Exercise: Return the records below in full. Keep every word exact and skip the images.

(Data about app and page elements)
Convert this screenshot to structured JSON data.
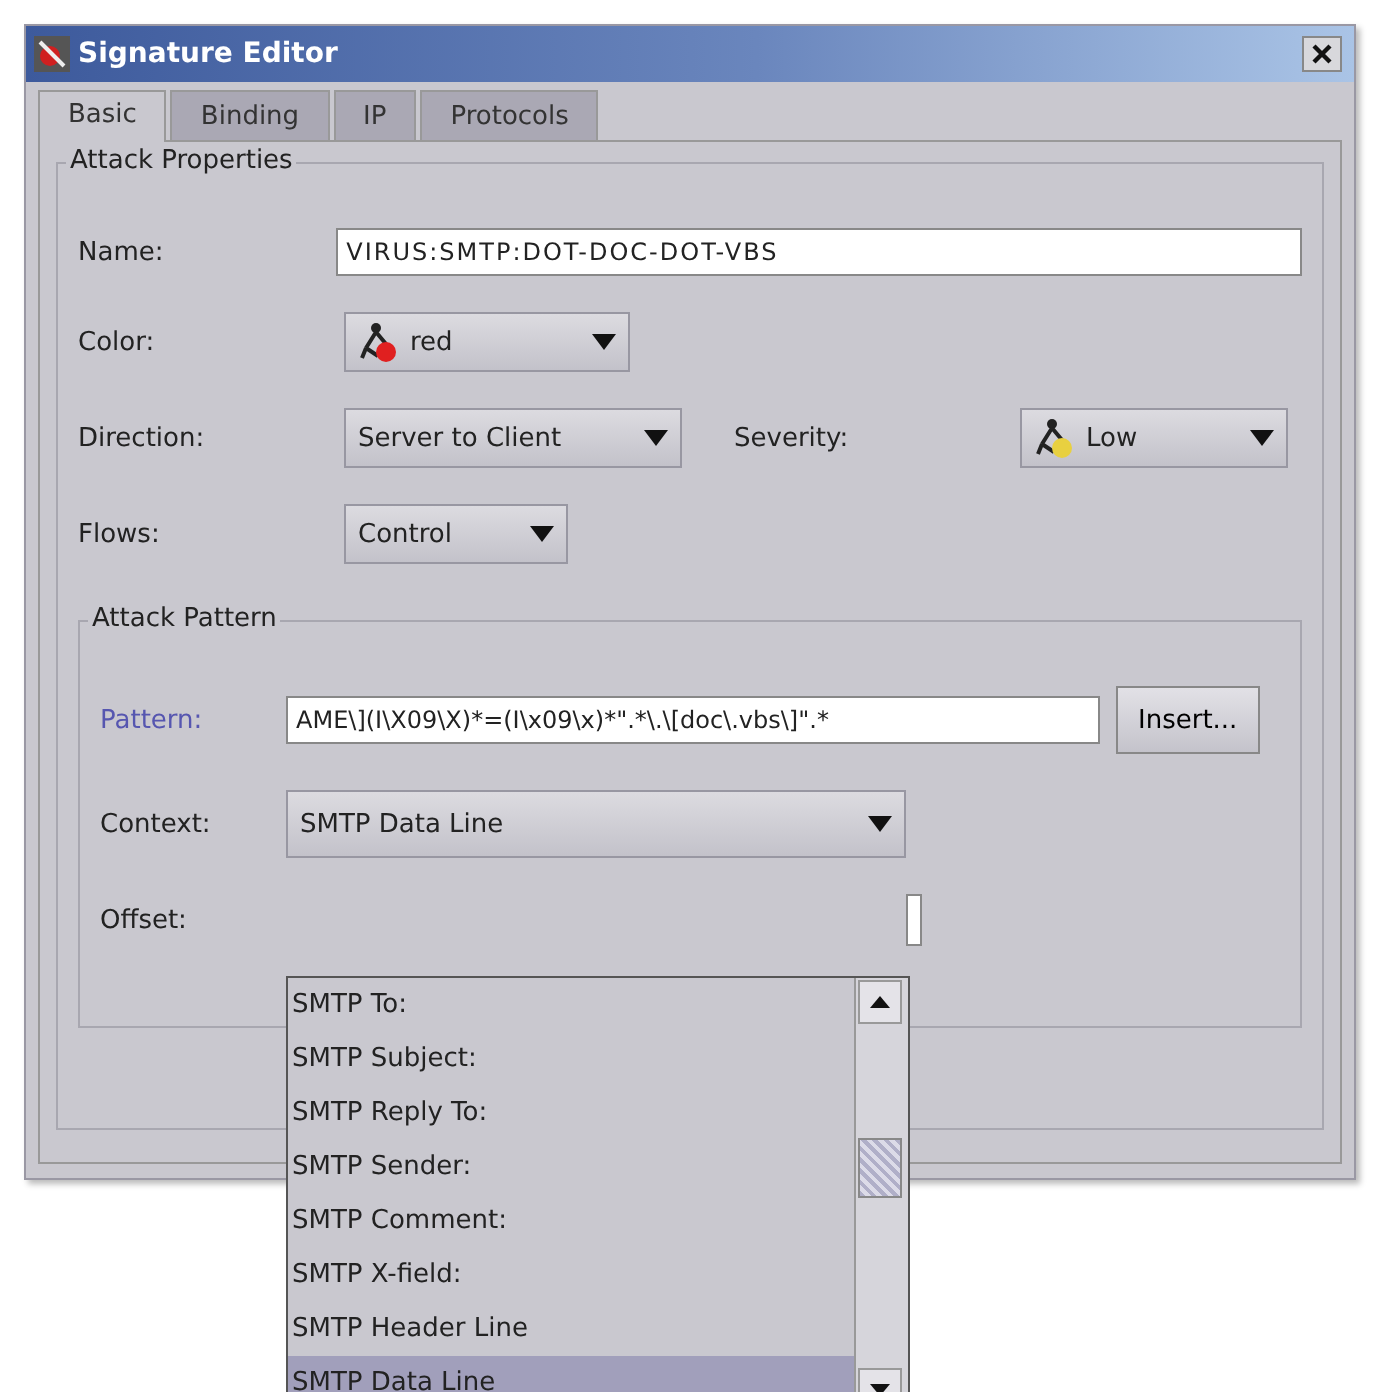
{
  "window": {
    "title": "Signature Editor"
  },
  "tabs": [
    {
      "label": "Basic",
      "selected": true
    },
    {
      "label": "Binding",
      "selected": false
    },
    {
      "label": "IP",
      "selected": false
    },
    {
      "label": "Protocols",
      "selected": false
    }
  ],
  "attack_properties": {
    "title": "Attack Properties",
    "name": {
      "label": "Name:",
      "value": "VIRUS:SMTP:DOT-DOC-DOT-VBS"
    },
    "color": {
      "label": "Color:",
      "value": "red",
      "color": "#e02020"
    },
    "direction": {
      "label": "Direction:",
      "value": "Server to Client"
    },
    "severity": {
      "label": "Severity:",
      "value": "Low",
      "color": "#e8d040"
    },
    "flows": {
      "label": "Flows:",
      "value": "Control"
    }
  },
  "attack_pattern": {
    "title": "Attack Pattern",
    "pattern": {
      "label": "Pattern:",
      "value": "AME\\](I\\X09\\X)*=(I\\x09\\x)*\".*\\.\\[doc\\.vbs\\]\".*"
    },
    "insert_button": "Insert...",
    "context": {
      "label": "Context:",
      "value": "SMTP Data Line"
    },
    "offset": {
      "label": "Offset:"
    }
  },
  "context_list": [
    {
      "label": "SMTP To:",
      "selected": false
    },
    {
      "label": "SMTP Subject:",
      "selected": false
    },
    {
      "label": "SMTP Reply To:",
      "selected": false
    },
    {
      "label": "SMTP Sender:",
      "selected": false
    },
    {
      "label": "SMTP Comment:",
      "selected": false
    },
    {
      "label": "SMTP X-field:",
      "selected": false
    },
    {
      "label": "SMTP Header Line",
      "selected": false
    },
    {
      "label": "SMTP Data Line",
      "selected": true
    }
  ]
}
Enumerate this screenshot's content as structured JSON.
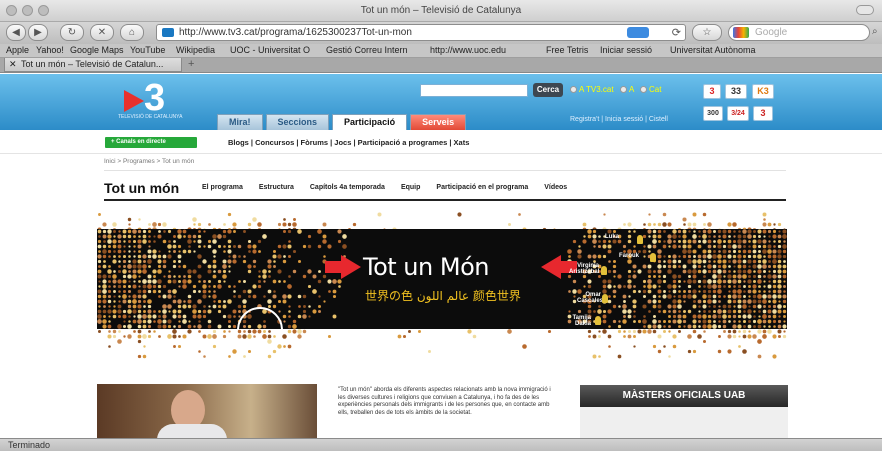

Response area:
Convert this screenshot to structured JSON data.
{
  "window": {
    "title": "Signature Editor"
  },
  "tabs": [
    {
      "label": "Basic",
      "selected": true
    },
    {
      "label": "Binding",
      "selected": false
    },
    {
      "label": "IP",
      "selected": false
    },
    {
      "label": "Protocols",
      "selected": false
    }
  ],
  "attack_properties": {
    "title": "Attack Properties",
    "name": {
      "label": "Name:",
      "value": "VIRUS:SMTP:DOT-DOC-DOT-VBS"
    },
    "color": {
      "label": "Color:",
      "value": "red",
      "color": "#e02020"
    },
    "direction": {
      "label": "Direction:",
      "value": "Server to Client"
    },
    "severity": {
      "label": "Severity:",
      "value": "Low",
      "color": "#e8d040"
    },
    "flows": {
      "label": "Flows:",
      "value": "Control"
    }
  },
  "attack_pattern": {
    "title": "Attack Pattern",
    "pattern": {
      "label": "Pattern:",
      "value": "AME\\](I\\X09\\X)*=(I\\x09\\x)*\".*\\.\\[doc\\.vbs\\]\".*"
    },
    "insert_button": "Insert...",
    "context": {
      "label": "Context:",
      "value": "SMTP Data Line"
    },
    "offset": {
      "label": "Offset:"
    }
  },
  "context_list": [
    {
      "label": "SMTP To:",
      "selected": false
    },
    {
      "label": "SMTP Subject:",
      "selected": false
    },
    {
      "label": "SMTP Reply To:",
      "selected": false
    },
    {
      "label": "SMTP Sender:",
      "selected": false
    },
    {
      "label": "SMTP Comment:",
      "selected": false
    },
    {
      "label": "SMTP X-field:",
      "selected": false
    },
    {
      "label": "SMTP Header Line",
      "selected": false
    },
    {
      "label": "SMTP Data Line",
      "selected": true
    }
  ]
}
Enumerate this screenshot's content as structured JSON.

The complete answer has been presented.